Anamorphine is an interesting and touching story of what it’s like to be close to someone dealing with depression and having some real problems in life but being completely unable to help them. It’s a very thoughtful experience but it is also a very flawed game experience. Anamorphine was clearly intended to be a VR game and it mostly works well but some of the experience is lost when not playing it in VR mode. This is our Anamorphine review.
In Anamorphine the story is mostly all communicated through visuals and seeing little glimpses of Tyler’s memories and inferring what and why things are happening. There’s no dialogue and very little of the story is conveyed through the written word. Most of the game is passing through these memories which often are still representations of what was going on and it is left solely to the player to notice the important aspects of each memory. Some memories flow directly into each other and it can be quite jarring from moment to moment, though considering the fluid nature of memory this disjointedness makes a certain amount of sense even though it is quite jarring. All this said, I wish they had varied the method of storytelling used at least occasionally to break things up a bit more.
One of the central areas of Anamorphine is a sort of balcony walkway which leads you between each memory. There are many pathways but each time the only choice is to go forward to the center to experience the next memory. After making my way through a memory I would find myself in one of the rooms which lined this balcony. I call it a balcony, but it really seems to exist on its own and is a bit reminiscent of paintings by Salvador Dali. In fact, there are a few areas in this game with feel awful like what I would expect being trapped in a Salvador Dali painting would be like. It’s just very surreal and hard to get your barring but also quite beautiful.
I should also mention the sound direction in this game is absolutely superb. Not only is the music beautifully done (even the students learning to play is well done) but everything is implemented in a very thoughtful and interesting way. There are whole sections where it is the sound which is leading you and showing you the way through. Some areas would be completely unnavigable without the stellar use of sound. I also should point out for most people this would also probably be completely unnoticeable and would just fade into something which just is in game. Nothing about the sound design is obtrusive. However, as a musician and someone who is just generally interested in how sound is used in games, this is an area I pay a lot of attention to.
Anamorphine is not a light game, it deals with a lot of heavy themes and emotions. Thankfully the dev team is aware of how some of these things might adversely affect players and not only gives a warning at the beginning but allows the player to choose if they would like to have the option of skipping certain scenes. I do hope this is something which becomes more of a mainstream practice in game development.
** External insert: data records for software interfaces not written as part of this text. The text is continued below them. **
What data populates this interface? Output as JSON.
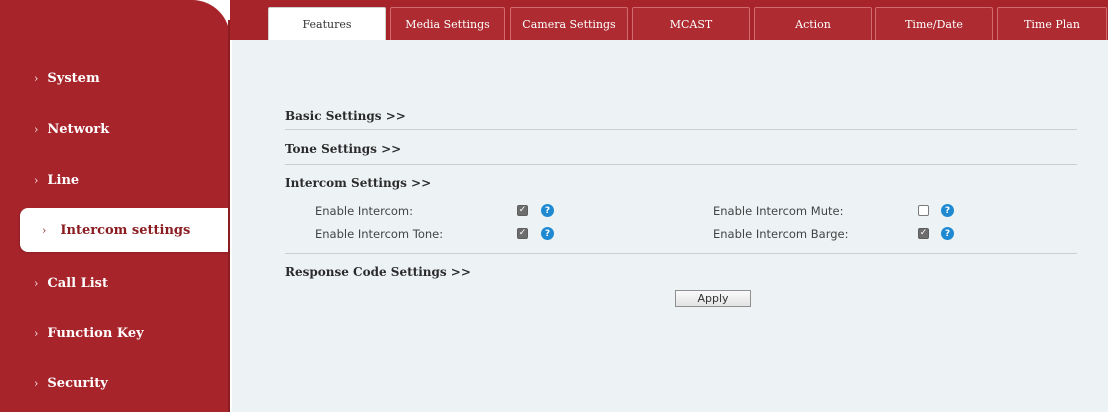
{
  "colors": {
    "brand": "#a7242b",
    "content_bg": "#edf3f5",
    "help_icon": "#1f8ad1"
  },
  "sidebar": {
    "items": [
      {
        "label": "System",
        "icon": "chevron-right-icon"
      },
      {
        "label": "Network",
        "icon": "chevron-right-icon"
      },
      {
        "label": "Line",
        "icon": "chevron-right-icon"
      },
      {
        "label": "Intercom settings",
        "icon": "chevron-right-icon",
        "active": true
      },
      {
        "label": "Call List",
        "icon": "chevron-right-icon"
      },
      {
        "label": "Function Key",
        "icon": "chevron-right-icon"
      },
      {
        "label": "Security",
        "icon": "chevron-right-icon"
      }
    ]
  },
  "tabs": [
    {
      "label": "Features",
      "active": true
    },
    {
      "label": "Media Settings"
    },
    {
      "label": "Camera Settings"
    },
    {
      "label": "MCAST"
    },
    {
      "label": "Action"
    },
    {
      "label": "Time/Date"
    },
    {
      "label": "Time Plan"
    }
  ],
  "sections": {
    "basic": "Basic Settings >>",
    "tone": "Tone Settings >>",
    "intercom": "Intercom Settings >>",
    "response": "Response Code Settings >>"
  },
  "intercom": {
    "enable_intercom": {
      "label": "Enable Intercom:",
      "checked": true
    },
    "enable_intercom_mute": {
      "label": "Enable Intercom Mute:",
      "checked": false
    },
    "enable_intercom_tone": {
      "label": "Enable Intercom Tone:",
      "checked": true
    },
    "enable_intercom_barge": {
      "label": "Enable Intercom Barge:",
      "checked": true
    },
    "help_glyph": "?"
  },
  "apply_label": "Apply",
  "chevron_glyph": "›",
  "check_glyph": "✓"
}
Although most people dealing with these things might be simple for other people certain things, due to life experiences, might make experiencing certain things in the game particularly damaging. Having this option and honestly just giving a heads-up about what is to come can make a huge difference for a lot of people.
Unfortunately for me, the biggest barrier to making through the story wasn’t the heavy themes but rather battling against motion sickness which quickly came on anytime I played. I am somewhat prone to motion sickness but it’s rarely ever this bad. There were certain sections of the game where I needed to take a break after only 10 minutes of playing because it was so rough. Keep in mind here I wasn’t playing this game in VR, so this might be a significant issue for some people. Also, there were no settings I could adjust which helped at all with this issue.
Note: Our copy was reviewed on PC with a code provided by PR.
Compare To: Everybody’s Gone to the Rapture, What Remains of Edith Finch